Panasonic Eco Technology Center, a recycling plant in the Hyogo Prefecture, is employing cutting-edge technology in the recycling of e-wastes. In the article, the advantages of this innovative method of waste recycling and the recycling culture of electronic waste in Japan were briefly discussed.
Japan is represented as an environmentally conscious country which makes use of legislation and technology to reduce the negative impacts on the environment caused by waste disposal. It is mandatory to recycle items such as cars, computers and other electronics in Japan, in an effort to meet the national requirement of cutting down carbon dioxide emissions and waste disposed.
Waste management has always been a major environmental concern, especially for e-waste, which can contain potentially hazardous components such as heavy metals, toxins and even radioactive material. While e-waste is the main source of toxic municipal waste, part of the discarded e-waste is still marketable for reuse or recycle through material recovery. Yet, most developed countries choose to export their e-waste to their developing counterparts. (Chea, 2007) While Japan pushes for recycling by imposing responsibilities on manufactures and consumers through legislation, a fifth of electronic waste is still being exported overseas and more than a quarter is still sent to landfills. (Kojima, 2008) According to OECD statistics, Japan does not score very well among the OECD countries with a recycling rate of 19%, and ranks 27 out of the 34 OECD countries. (OECD, 2013)

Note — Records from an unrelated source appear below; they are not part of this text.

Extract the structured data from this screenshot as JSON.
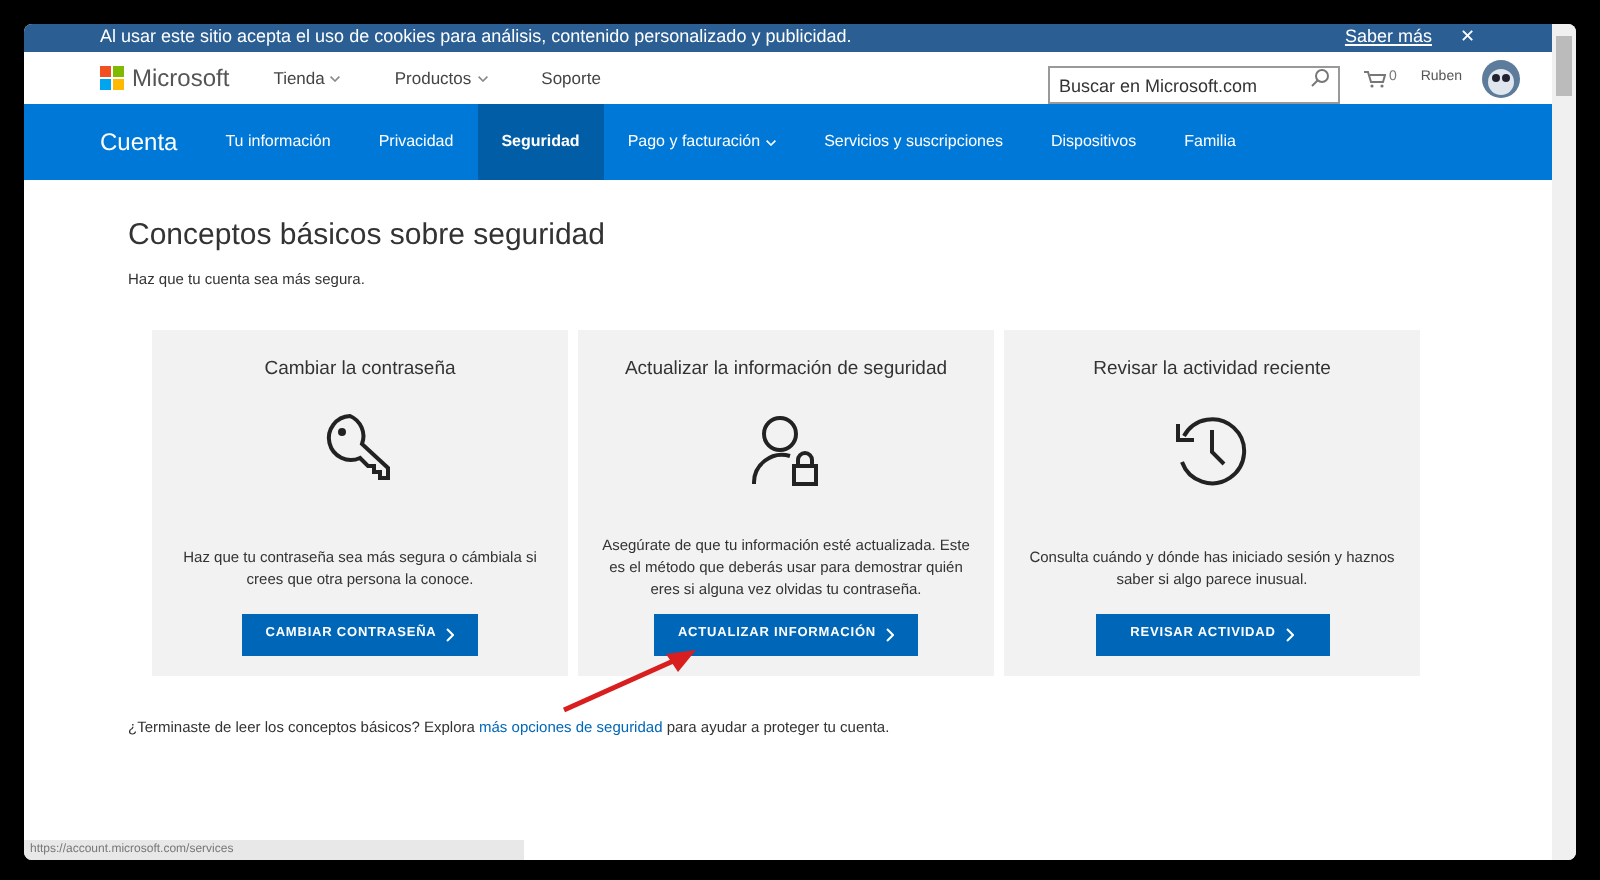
{
  "cookie_bar": {
    "text": "Al usar este sitio acepta el uso de cookies para análisis, contenido personalizado y publicidad.",
    "link": "Saber más",
    "close": "✕"
  },
  "header": {
    "brand": "Microsoft",
    "menu": [
      {
        "label": "Tienda",
        "dropdown": true
      },
      {
        "label": "Productos",
        "dropdown": true
      },
      {
        "label": "Soporte",
        "dropdown": false
      }
    ],
    "search": {
      "placeholder": "Buscar en Microsoft.com"
    },
    "cart_count": "0",
    "user": "Ruben"
  },
  "nav": {
    "title": "Cuenta",
    "items": [
      {
        "label": "Tu información",
        "selected": false,
        "dropdown": false
      },
      {
        "label": "Privacidad",
        "selected": false,
        "dropdown": false
      },
      {
        "label": "Seguridad",
        "selected": true,
        "dropdown": false
      },
      {
        "label": "Pago y facturación",
        "selected": false,
        "dropdown": true
      },
      {
        "label": "Servicios y suscripciones",
        "selected": false,
        "dropdown": false
      },
      {
        "label": "Dispositivos",
        "selected": false,
        "dropdown": false
      },
      {
        "label": "Familia",
        "selected": false,
        "dropdown": false
      }
    ]
  },
  "page": {
    "title": "Conceptos básicos sobre seguridad",
    "subtitle": "Haz que tu cuenta sea más segura."
  },
  "cards": [
    {
      "title": "Cambiar la contraseña",
      "kind": "key",
      "text": "Haz que tu contraseña sea más segura o cámbiala si crees que otra persona la conoce.",
      "button": "CAMBIAR CONTRASEÑA"
    },
    {
      "title": "Actualizar la información de seguridad",
      "kind": "user-lock",
      "text": "Asegúrate de que tu información esté actualizada. Este es el método que deberás usar para demostrar quién eres si alguna vez olvidas tu contraseña.",
      "button": "ACTUALIZAR INFORMACIÓN"
    },
    {
      "title": "Revisar la actividad reciente",
      "kind": "history",
      "text": "Consulta cuándo y dónde has iniciado sesión y haznos saber si algo parece inusual.",
      "button": "REVISAR ACTIVIDAD"
    }
  ],
  "footer_note": {
    "before": "¿Terminaste de leer los conceptos básicos? Explora ",
    "link": "más opciones de seguridad",
    "after": " para ayudar a proteger tu cuenta."
  },
  "status_bar": {
    "url": "https://account.microsoft.com/services"
  }
}
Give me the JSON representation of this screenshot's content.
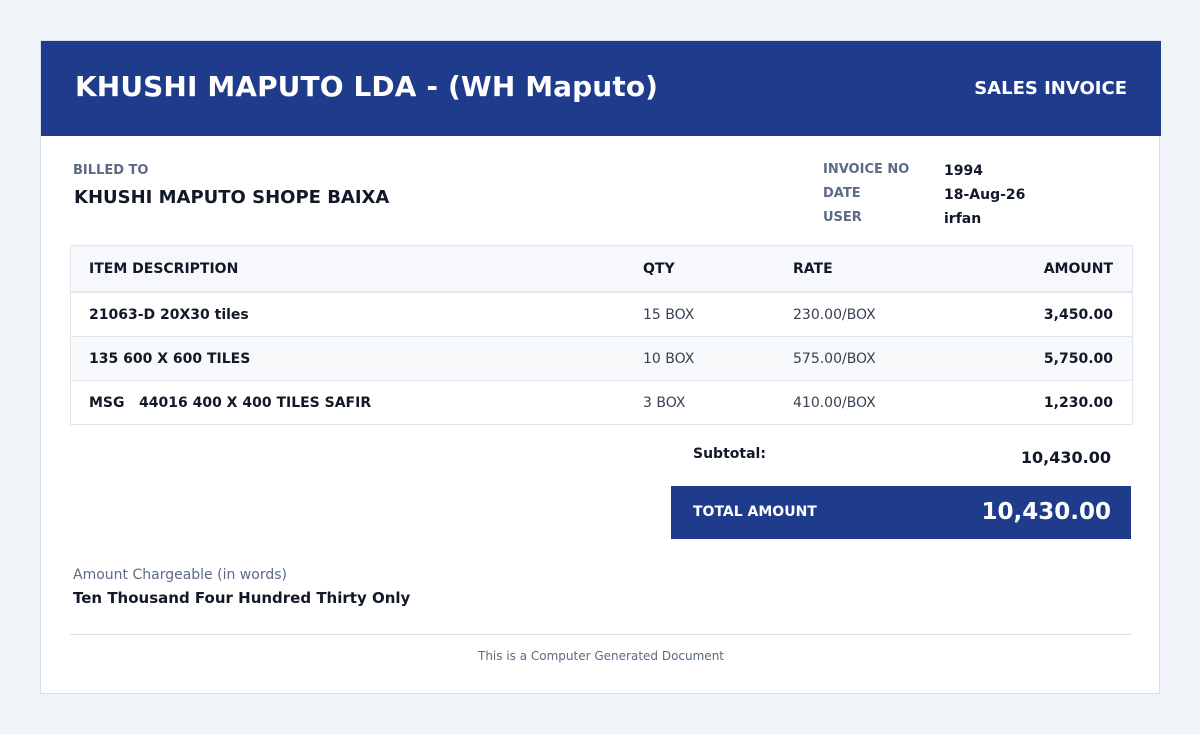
{
  "header": {
    "company": "KHUSHI MAPUTO LDA - (WH Maputo)",
    "doc_type": "SALES INVOICE"
  },
  "billing": {
    "label": "BILLED TO",
    "name": "KHUSHI MAPUTO SHOPE BAIXA"
  },
  "meta": {
    "invoice_no_label": "INVOICE NO",
    "invoice_no": "1994",
    "date_label": "DATE",
    "date": "18-Aug-26",
    "user_label": "USER",
    "user": "irfan"
  },
  "table": {
    "headers": {
      "description": "ITEM DESCRIPTION",
      "qty": "QTY",
      "rate": "RATE",
      "amount": "AMOUNT"
    },
    "rows": [
      {
        "description": "21063-D 20X30 tiles",
        "qty": "15 BOX",
        "rate": "230.00/BOX",
        "amount": "3,450.00"
      },
      {
        "description": "135 600 X 600 TILES",
        "qty": "10 BOX",
        "rate": "575.00/BOX",
        "amount": "5,750.00"
      },
      {
        "code": "MSG",
        "description": "44016 400 X 400 TILES SAFIR",
        "qty": "3 BOX",
        "rate": "410.00/BOX",
        "amount": "1,230.00"
      }
    ]
  },
  "totals": {
    "subtotal_label": "Subtotal:",
    "subtotal": "10,430.00",
    "total_label": "TOTAL AMOUNT",
    "total": "10,430.00"
  },
  "words": {
    "label": "Amount Chargeable (in words)",
    "value": "Ten Thousand Four Hundred Thirty Only"
  },
  "footer": {
    "text": "This is a Computer Generated Document"
  },
  "colors": {
    "brand": "#1f3c8c",
    "muted": "#5b6b84",
    "text": "#111827"
  }
}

While the article seems to promote waste separation as a novel method in sorting e-waste, Japan has already been treating e-waste differently from other materials.since the 1970s. Trained workers were hired to disassemble and gather recyclable materials, however, the program was of little success as these specialised workers were too expensive to employ, and most e-waste were discarded in a landfill along with other waste. (Kojima, 2008) The technology described in the article is also limited to a single plant, while e-waste distributed to other plants in Japan may still be ‘crushed by machines ’. However, with greater reliance on technology, we can expect less emphasis on manual labour, and this lowered operational cost may encourage other plants to adopt similar technology.
Recycling in Japan is not just a result of environmental consciousness; the effort behind recycling is often propelled by profits. Research behind the technology in recycling is backed by economic motivations, the revenue it is expected to bring from exporting such technology overseas is expected to reach 1 trillion yen by 2020. Similarly, during Tokugawa period, recycling of waste was also motivated by profits. Night soil had marketable value as fertilisers, providing an incentive for the recycling and utilisation of human waste. Rather being a hundred percent based on an active effort for environmental preservation, more often, recycling in Japan depends on the cost and profits behind the process.
Chea, Terence (18 November 2007). “America Ships Electronic Waste Overseas”. Associated Press.
Michikazu Kojima, ed. (2008). “A Comparative Study of E-waste Recycling Systems in Japan, South Korea and Taiwan from the EPR Perspective: Implications for Developing Countries”. Promoting 3Rs in developing countries – Lessons from the Japanese experience (PDF). IDE Sop Survey 30. Japan: Institute of Developing Economies, JETRO. ISBN 978-4-258-58030-9.
Environment at a Glance 2015. Retrieved August 22, 2016, from http://www.keepeek.com/Digital-Asset-Management/oecd/environment/environment-at-a-glance-2015_9789264235199-en#page50nd reduces waste.